purview of ‘public use’.

Ruling: It is accurate to state then that at present whatever may be beneficially

employed for the general welfare satisfies the requirement of public use.
Specifically, urban renewal or redevelopment and the construction of low-cost
housing is recognized as a public purpose, not only because of the expanded
concept of public use but also because of specific provisions in the Constitution.
The issuance of a writ of possession rests on the satisfaction of the following
requisite: (1) There must be a Complaint for expropriation sufficient in form and
in substance; (2) A provisional determination of just compensation for the
properties sought to be expropriated must be made by the trial court on the basis
of judicial (not legislative or executive) discretion; and (3) The deposit
requirement. Once these are complied the issuance of a writ is ministerial
function of the expropriation court.
Heirs of Ardona v. Reyes
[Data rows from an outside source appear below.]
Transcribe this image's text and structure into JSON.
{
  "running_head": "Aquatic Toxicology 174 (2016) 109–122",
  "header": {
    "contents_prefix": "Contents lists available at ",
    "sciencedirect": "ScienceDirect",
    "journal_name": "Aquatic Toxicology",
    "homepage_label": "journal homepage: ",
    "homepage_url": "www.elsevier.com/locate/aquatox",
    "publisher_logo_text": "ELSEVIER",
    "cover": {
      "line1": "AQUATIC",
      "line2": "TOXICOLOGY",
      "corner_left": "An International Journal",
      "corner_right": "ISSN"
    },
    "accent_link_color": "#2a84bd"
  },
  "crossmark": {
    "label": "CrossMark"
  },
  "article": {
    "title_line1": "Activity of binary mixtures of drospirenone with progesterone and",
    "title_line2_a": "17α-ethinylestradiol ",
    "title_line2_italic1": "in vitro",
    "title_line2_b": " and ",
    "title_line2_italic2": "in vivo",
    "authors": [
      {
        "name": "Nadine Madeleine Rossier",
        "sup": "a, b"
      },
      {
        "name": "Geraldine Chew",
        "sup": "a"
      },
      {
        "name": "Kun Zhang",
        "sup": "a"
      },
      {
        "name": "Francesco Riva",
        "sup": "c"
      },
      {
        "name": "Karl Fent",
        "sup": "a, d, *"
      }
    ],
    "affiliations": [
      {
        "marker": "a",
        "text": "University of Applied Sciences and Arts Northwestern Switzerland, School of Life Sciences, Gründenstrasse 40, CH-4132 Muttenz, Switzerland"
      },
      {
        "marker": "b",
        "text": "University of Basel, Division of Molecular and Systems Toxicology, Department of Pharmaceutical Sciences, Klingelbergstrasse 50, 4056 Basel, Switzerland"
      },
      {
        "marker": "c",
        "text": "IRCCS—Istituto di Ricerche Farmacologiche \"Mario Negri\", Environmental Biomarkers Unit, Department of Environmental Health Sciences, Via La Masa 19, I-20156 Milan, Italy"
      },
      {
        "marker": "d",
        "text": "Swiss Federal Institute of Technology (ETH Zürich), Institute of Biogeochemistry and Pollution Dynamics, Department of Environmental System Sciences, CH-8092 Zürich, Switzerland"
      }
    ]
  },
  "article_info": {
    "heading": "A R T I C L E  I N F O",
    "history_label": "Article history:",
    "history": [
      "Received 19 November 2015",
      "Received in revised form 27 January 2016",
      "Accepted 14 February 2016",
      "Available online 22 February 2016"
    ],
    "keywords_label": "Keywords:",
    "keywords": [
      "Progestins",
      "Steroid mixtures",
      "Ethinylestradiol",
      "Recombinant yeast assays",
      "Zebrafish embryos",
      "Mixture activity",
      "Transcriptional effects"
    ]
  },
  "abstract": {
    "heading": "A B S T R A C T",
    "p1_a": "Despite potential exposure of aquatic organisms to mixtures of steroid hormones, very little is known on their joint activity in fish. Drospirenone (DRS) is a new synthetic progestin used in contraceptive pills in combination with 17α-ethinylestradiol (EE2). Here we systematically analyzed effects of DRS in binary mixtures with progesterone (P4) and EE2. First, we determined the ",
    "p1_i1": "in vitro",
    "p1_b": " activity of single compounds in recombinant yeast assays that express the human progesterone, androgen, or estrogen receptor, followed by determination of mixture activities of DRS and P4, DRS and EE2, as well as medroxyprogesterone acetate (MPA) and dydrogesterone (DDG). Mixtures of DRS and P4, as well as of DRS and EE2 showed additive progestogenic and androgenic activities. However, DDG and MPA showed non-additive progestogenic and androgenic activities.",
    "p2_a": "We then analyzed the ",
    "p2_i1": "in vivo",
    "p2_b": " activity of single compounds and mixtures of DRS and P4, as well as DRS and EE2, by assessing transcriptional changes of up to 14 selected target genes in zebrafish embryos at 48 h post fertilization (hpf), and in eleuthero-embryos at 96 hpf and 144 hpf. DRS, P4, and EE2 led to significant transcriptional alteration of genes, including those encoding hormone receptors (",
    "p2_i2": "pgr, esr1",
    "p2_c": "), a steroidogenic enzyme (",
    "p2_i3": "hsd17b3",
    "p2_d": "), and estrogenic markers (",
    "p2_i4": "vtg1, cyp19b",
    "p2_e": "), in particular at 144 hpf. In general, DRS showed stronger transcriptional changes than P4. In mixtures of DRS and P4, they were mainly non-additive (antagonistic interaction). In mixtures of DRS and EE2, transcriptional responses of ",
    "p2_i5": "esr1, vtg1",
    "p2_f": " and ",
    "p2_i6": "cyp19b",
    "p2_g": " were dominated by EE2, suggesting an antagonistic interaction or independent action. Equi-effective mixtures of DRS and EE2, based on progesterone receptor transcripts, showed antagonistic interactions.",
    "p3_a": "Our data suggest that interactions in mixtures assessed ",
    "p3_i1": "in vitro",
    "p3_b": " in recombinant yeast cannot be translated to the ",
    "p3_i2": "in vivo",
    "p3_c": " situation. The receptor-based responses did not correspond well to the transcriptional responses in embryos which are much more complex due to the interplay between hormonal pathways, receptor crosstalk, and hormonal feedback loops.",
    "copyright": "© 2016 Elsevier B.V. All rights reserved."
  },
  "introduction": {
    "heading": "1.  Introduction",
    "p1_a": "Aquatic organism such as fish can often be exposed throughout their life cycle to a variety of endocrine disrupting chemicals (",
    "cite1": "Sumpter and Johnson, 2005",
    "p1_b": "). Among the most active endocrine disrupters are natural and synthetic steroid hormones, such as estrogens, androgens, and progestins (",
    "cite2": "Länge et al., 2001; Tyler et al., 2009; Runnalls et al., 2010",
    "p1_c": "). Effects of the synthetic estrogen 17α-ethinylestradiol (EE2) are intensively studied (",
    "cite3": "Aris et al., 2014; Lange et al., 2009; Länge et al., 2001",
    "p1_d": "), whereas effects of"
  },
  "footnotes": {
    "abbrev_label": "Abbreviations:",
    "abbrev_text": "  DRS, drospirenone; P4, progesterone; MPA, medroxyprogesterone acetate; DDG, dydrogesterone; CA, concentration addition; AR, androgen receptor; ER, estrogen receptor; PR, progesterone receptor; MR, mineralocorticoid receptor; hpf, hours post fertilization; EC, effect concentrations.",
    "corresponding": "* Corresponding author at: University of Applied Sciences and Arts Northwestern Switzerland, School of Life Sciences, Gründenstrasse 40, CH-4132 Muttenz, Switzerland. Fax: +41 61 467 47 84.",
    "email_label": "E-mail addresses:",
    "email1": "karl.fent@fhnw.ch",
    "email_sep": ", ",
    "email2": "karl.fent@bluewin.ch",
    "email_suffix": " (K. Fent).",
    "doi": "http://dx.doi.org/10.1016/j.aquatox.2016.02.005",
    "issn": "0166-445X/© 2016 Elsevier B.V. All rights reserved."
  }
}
Facts: The Philippine Tourist Authority sought to expropriate the land belonging
to petitioners for the promotion of tourism by creating, among others, golf course
and other recreational activities. Petitioner challenge the act on the ground that
the ‘promotion of tourism’ does not fall under the purview of public use.

Ruling: As long as the purpose of the taking is public, then the power of eminent
domain comes into play. Ostensibly the Court also noted that the non-
impairment clause has never been a barrier to the exercise of police power and
likewise eminent domain. Thus, the Court ruled in favor of the expropriation.

Province of Camarines Sur v. CA

Facts: Petitioner sought to expropriate the land belonging to respondent in order

to establish a pilot farm for non-food and non-traditional crops and as housing
project for provincial government employees. Private respondents opposed the
act on the ground that the reason behind the expropriation does not fall within
the purview of public use. The OSG, when asked by the CA to comment on the
expropriation, noted that the expropriation of the agricultural land needs the
approval of the Secretary of DAR as it would entail the conversion of an
agricultural land to a non-agricultural one.

Ruling: Under the new concept, "public use" means public advantage,
convenience or benefit, which tends to contribute to the general welfare and the
prosperity of the whole community, like a resort complex for tourists or housing
project. Requiring approval of the DAR Secretary prior to the expropriation of
agricultural land would give his the unbridled authority to ascertain whether it
is for public purpose or use. Thus, expropriation is valid.

Jimenez v. PEZA